So, he did his actorly work. He watched interviews and speeches. He sought out things he could work with. “I might not look like Mandela, but look,” he says, and shows me a picture of his father on his phone. And it’s true, they have a passing resemblance. “Your first reference of him is with grey hair but before that, he was a fucking young rock star — girls everywhere, boom boom boom! He was one of the first black educated lawyers. That’s like Idris Elba walking into Harlem Apollo when I was Stringer Bell. Standing ovation, wouldn’t have to say nothing. Mandela went through that every day.”

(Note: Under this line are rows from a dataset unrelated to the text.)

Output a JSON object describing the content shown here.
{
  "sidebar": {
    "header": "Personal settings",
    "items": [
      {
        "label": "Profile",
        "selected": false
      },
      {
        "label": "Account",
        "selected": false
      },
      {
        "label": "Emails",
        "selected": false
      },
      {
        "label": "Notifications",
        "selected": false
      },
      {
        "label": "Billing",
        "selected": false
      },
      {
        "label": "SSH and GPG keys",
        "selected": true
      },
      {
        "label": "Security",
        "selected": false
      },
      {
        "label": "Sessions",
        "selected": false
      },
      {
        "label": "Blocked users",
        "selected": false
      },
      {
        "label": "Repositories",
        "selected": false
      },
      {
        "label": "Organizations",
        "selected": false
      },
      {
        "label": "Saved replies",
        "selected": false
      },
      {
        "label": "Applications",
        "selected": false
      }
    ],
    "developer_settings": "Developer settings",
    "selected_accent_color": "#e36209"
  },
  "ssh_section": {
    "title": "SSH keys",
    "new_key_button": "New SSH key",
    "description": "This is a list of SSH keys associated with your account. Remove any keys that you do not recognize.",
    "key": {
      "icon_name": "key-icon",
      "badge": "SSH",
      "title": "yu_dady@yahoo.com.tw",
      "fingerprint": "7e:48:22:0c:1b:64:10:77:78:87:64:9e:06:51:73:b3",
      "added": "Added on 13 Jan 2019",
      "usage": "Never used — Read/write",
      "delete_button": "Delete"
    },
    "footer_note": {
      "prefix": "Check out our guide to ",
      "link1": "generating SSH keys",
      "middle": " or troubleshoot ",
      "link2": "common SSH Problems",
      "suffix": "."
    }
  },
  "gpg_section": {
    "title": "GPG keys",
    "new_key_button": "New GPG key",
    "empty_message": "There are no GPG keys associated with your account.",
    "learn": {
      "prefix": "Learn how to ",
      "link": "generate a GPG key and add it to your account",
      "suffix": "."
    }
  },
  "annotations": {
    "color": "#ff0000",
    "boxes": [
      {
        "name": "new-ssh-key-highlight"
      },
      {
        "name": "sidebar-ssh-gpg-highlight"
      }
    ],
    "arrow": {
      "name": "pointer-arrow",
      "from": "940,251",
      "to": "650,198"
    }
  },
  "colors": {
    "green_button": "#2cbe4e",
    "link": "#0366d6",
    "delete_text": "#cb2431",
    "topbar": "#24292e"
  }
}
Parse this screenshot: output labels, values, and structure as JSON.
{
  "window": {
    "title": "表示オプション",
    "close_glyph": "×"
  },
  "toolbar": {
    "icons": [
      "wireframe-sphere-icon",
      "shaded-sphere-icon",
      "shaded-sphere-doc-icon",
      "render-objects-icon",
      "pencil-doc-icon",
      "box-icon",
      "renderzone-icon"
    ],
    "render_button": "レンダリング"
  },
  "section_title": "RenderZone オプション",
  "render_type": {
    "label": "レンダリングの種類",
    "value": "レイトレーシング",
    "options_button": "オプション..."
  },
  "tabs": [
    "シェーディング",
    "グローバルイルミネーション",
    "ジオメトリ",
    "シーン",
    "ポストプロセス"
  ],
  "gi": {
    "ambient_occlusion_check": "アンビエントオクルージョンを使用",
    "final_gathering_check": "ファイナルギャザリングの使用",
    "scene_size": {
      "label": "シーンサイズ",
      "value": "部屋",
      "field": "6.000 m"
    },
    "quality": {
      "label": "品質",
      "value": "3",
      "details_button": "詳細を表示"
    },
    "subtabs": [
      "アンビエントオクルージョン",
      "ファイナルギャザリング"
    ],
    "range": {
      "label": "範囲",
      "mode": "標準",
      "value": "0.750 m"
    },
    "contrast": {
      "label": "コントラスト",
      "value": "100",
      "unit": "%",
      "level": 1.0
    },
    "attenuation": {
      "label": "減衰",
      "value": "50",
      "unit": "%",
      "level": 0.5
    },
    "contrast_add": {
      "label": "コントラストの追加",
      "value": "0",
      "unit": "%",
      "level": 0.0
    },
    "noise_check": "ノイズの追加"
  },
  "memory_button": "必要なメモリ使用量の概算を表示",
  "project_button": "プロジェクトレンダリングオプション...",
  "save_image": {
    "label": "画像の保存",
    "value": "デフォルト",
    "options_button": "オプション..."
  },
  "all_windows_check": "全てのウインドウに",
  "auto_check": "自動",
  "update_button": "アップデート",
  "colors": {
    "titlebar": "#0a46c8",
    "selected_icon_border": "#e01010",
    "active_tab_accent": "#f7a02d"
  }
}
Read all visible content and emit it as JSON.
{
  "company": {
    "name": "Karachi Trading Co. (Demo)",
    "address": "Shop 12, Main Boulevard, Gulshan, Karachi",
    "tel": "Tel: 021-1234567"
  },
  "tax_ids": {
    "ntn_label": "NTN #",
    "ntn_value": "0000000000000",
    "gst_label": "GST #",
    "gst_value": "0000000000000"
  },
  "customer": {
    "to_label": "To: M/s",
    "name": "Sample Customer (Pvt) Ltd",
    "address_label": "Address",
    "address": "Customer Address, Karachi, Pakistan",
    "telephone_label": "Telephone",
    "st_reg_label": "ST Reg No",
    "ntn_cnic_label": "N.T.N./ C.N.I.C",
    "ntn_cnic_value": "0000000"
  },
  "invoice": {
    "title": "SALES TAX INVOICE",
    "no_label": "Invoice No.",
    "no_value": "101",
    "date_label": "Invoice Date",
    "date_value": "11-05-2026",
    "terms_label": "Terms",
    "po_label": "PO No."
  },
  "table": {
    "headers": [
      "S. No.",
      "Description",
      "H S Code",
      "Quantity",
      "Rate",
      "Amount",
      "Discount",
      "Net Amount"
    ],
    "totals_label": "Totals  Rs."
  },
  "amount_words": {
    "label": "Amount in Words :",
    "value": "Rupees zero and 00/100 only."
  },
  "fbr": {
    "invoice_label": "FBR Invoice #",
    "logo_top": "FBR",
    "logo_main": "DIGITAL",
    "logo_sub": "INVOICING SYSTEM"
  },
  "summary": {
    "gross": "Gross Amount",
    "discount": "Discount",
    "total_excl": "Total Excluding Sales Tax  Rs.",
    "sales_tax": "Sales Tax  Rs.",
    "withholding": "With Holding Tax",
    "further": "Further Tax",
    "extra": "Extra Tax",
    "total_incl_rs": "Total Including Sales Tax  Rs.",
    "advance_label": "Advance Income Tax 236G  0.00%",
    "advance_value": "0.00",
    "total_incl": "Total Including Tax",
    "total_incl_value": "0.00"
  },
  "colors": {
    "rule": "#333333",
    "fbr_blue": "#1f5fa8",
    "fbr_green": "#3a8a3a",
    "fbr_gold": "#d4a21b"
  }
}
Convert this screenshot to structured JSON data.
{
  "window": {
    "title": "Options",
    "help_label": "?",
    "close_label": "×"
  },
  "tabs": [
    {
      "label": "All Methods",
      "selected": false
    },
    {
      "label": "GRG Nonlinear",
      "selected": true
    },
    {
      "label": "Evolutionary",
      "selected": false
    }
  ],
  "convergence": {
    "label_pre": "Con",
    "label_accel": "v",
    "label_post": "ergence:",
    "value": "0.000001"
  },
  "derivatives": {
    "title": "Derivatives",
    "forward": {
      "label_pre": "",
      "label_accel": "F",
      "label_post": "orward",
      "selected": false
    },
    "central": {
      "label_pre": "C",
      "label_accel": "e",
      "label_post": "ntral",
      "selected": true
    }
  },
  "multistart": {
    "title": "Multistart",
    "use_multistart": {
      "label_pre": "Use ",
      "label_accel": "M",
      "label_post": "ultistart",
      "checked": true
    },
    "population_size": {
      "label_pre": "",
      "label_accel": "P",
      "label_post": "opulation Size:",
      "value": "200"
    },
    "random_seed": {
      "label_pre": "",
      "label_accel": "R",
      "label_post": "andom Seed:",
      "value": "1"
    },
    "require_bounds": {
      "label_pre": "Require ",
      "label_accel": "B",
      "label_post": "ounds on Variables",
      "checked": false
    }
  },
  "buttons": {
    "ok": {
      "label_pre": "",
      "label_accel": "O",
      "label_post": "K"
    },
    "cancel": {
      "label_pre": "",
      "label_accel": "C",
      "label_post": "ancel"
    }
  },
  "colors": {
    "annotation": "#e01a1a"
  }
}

Still, it took some doing. As our plates get cleared away, Elba recalls one scene in particular, in which he had to march into a movie theatre in Soweto and call the crowd to arms. It was a real crowd, a real theatre, full of 600 real Sowetans, most of whom had seen Mandela speak in person many times. Chadwick had them all fired up. “We’re going to shoot this scene now…” he told them. “Mandela’s coming soon. Be ready.”
Meanwhile, Idris waited outside the doors for the green light. “We did our final checks, and then me and my troops walked in. ANC — boom! I had the haircut. Pa-pow! Young Mandela at his prime! I was fucking nervous, because this was Soweto — that’s like someone playing Jay Z going into Brooklyn, and he’s not even from Brooklyn! But I’m telling you, man — people were crying. First take, I’m not even joking. First they were like, ‘It’s Idris Elba’. Then, ‘It’s Idris Elba playing Madiba’ [Mandela’s clan name]. Then it’s like, ‘Shit — it’s Madiba!’ It was so layered.”
“What about when you did that speech in the town square!” Brett says.
“Yeah, I had to fucking prepare those speeches, man,” says Elba. “These weren’t just lines. This man did this shit!”
“For some people, that was their Constitution, man,” Brett says. “Remember the South African actors were all like this.” He puts his hands together in a gesture of prayer. Brett’s like Drew (Bundini) Brown in Muhammad Ali’s camp — the guy who came up with “floats like a butterfly…” — a classic cheerleader.
The waiter’s whispering to Oronde: there are paparazzi outside, so they’d best leave through the back. But wait, Elba’s not finished.
“I got to tell you something, man, as arrogant as this might sound, I actually don’t care what the press think. Because as a memoir to Mr Mandela, this film is one of the greatest gifts I think we can give to the Mandela family.”
“Has he seen it?” I ask.
“He’s seen parts. One of the scenes is a long shot of me walking up this hill and giving a speech. Anant showed him on an iPad. And he thought it was him walking up the hill.”
“Are you serious, dude?” Brett says, open-mouthed.
“Yeah, he’s hearing the speech and he’s like…” And for a glimmer, Elba does the accent, the gravelly South African brogue. “Is that me?”
Brett’s clapping his hands now. “Woooah! Man, this dude channels him. This cat, I don’t know if I want to be arrround this motherfucker when this movie drops!”
Idris is beaming. “For me, that’s it. Game over. Take your potshots. I’m happy, no matter what.”
Mandela: Long Walk to Freedom is out 3 January 2014